● Exercise brief:
Using the listing below, extract each line that has the word "Documents" in it.

^^^^^^^^

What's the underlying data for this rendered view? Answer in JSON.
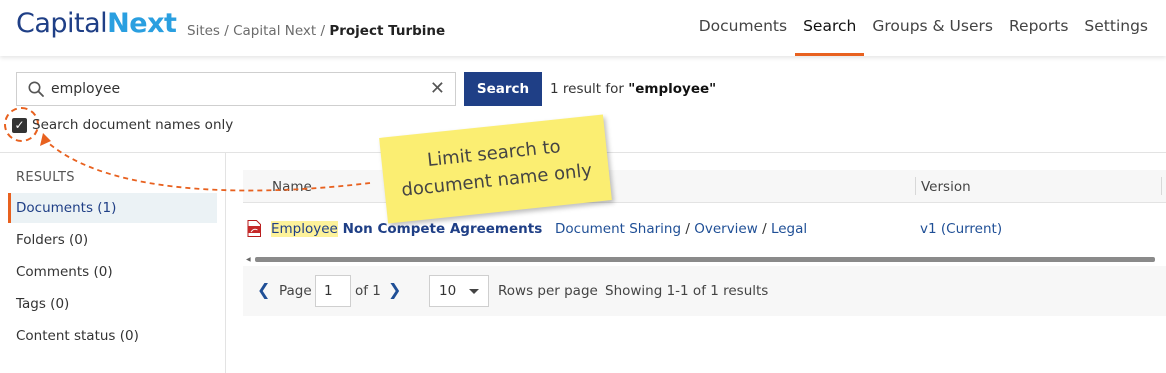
{
  "brand": {
    "part1": "Capital",
    "part2": "Next"
  },
  "breadcrumb": {
    "sites": "Sites",
    "sep1": "/",
    "parent": "Capital Next",
    "sep2": "/",
    "current": "Project Turbine"
  },
  "nav": {
    "documents": "Documents",
    "search": "Search",
    "groups": "Groups & Users",
    "reports": "Reports",
    "settings": "Settings"
  },
  "search": {
    "value": "employee",
    "button": "Search",
    "result_prefix": "1 result for",
    "result_term": "\"employee\"",
    "checkbox_label": "Search document names only",
    "checkbox_checked": true
  },
  "callout": {
    "line1": "Limit search to",
    "line2": "document name only"
  },
  "sidebar": {
    "heading": "RESULTS",
    "items": [
      {
        "label": "Documents (1)",
        "active": true
      },
      {
        "label": "Folders (0)",
        "active": false
      },
      {
        "label": "Comments (0)",
        "active": false
      },
      {
        "label": "Tags (0)",
        "active": false
      },
      {
        "label": "Content status (0)",
        "active": false
      }
    ]
  },
  "table": {
    "columns": {
      "name": "Name",
      "version": "Version"
    },
    "rows": [
      {
        "name_highlight": "Employee",
        "name_rest": " Non Compete Agreements",
        "path": [
          "Document Sharing",
          "Overview",
          "Legal"
        ],
        "path_sep": "/",
        "version": "v1 (Current)",
        "icon": "pdf-icon"
      }
    ]
  },
  "pager": {
    "page_label": "Page",
    "page_value": "1",
    "of_label": "of 1",
    "rows_value": "10",
    "rows_label": "Rows per page",
    "showing": "Showing 1-1 of 1 results"
  },
  "colors": {
    "accent": "#e8611f",
    "primary": "#1f3f86",
    "brand_light": "#2a9fe0",
    "highlight": "#fdf29a",
    "sticky": "#fbee72"
  }
}
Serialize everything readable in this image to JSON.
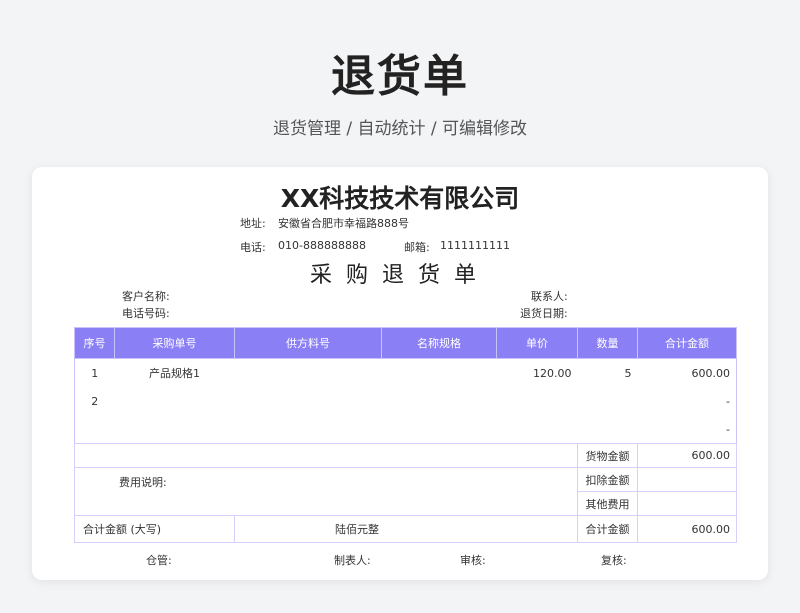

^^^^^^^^

● Solution for this problem:
    "documents": "Documents",
        "label": "Documents (1)",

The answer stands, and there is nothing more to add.